Consider these points:
- The term pastor is only mentioned once in the New Testament in Ephesians 4:11 as one among several ministerial gifts designed to build up the body of Christ.
- Beliefs always start with someone’s interpretation of scripture. In this case, the idea that the Pastor is the King of his territory and whatever he says goes, comes from connecting the New Testament pastor with the Old Testament anointed King. However, in the new testament, Jesus was the only particular individual described as the anointed one– period. Nowhere else in the new testament do you see church leaders described as unusually “anointed” by God as we see in the Old Testament.
- Christians, in general, are described as anointed though. ( I John 2:20, I Corinthians 1:21) I Peter 2:9 says:
But you are a chosen race, a royal priesthood, a holy nation, a people for his own possession, that you may proclaim the excellencies of him who called you out of darkness into his marvelous light.
- The job of a preacher is to preach the gospel and leave people in the hands of God since the people belong to God.
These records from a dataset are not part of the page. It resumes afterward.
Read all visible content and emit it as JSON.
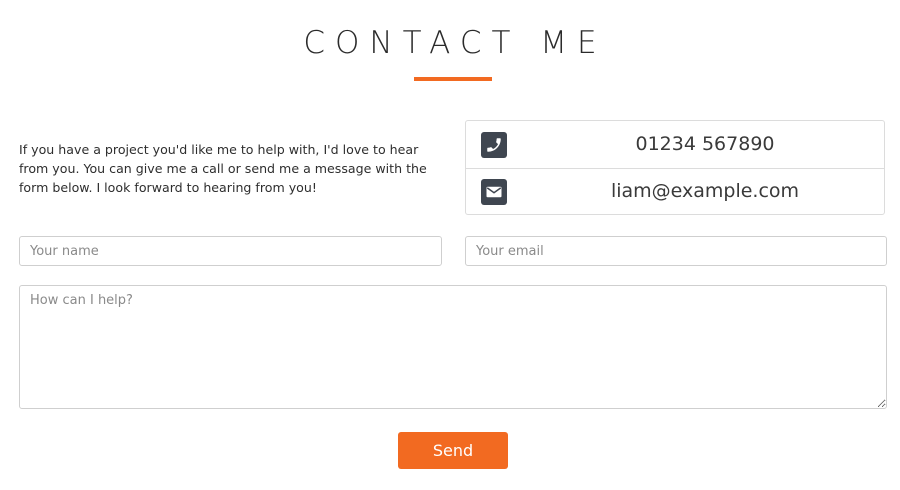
{
  "heading": {
    "title": "CONTACT ME",
    "accent_color": "#f26a21"
  },
  "intro": {
    "text": "If you have a project you'd like me to help with, I'd love to hear from you. You can give me a call or send me a message with the form below. I look forward to hearing from you!"
  },
  "contact": {
    "phone": {
      "icon": "phone-icon",
      "value": "01234 567890"
    },
    "email": {
      "icon": "envelope-icon",
      "value": "liam@example.com"
    }
  },
  "form": {
    "name_placeholder": "Your name",
    "name_value": "",
    "email_placeholder": "Your email",
    "email_value": "",
    "message_placeholder": "How can I help?",
    "message_value": "",
    "send_label": "Send"
  }
}
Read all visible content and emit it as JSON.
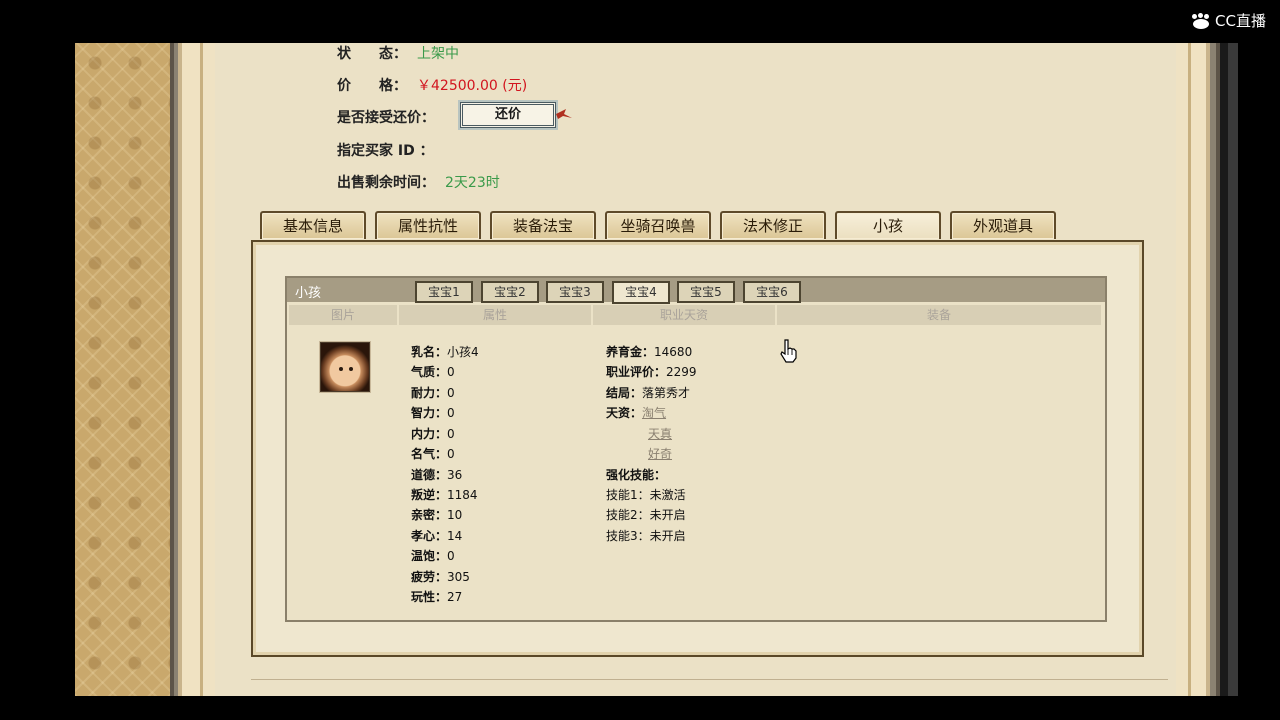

- The term in I Timothy 3:1 for bishop is “episkopes.” Here, it means the office of an overseer but can also mean a guardian or caretaker or divine visitor. It was translated “bishop,” and over the years, I believe in the Christian church we have practiced that position with king-like power. However, the original meaning seems to have been one of a shepherd who worked with the flock and helped them follow the Savior. It has morphed into a ruling position over people’s faith and beliefs.
If I’m afraid to have a different opinion than my Pastor, I need to ask why? If I believe that not conforming to his or her wishes feels like disobeying God, then I need to ask myself what do I think about his or her position that would support such a feeling. And if my Pastor accepts that position in my life, then he or she is taking the place of God and the Holy Spirit in my experience, and that is not what God intended in the structure of his church.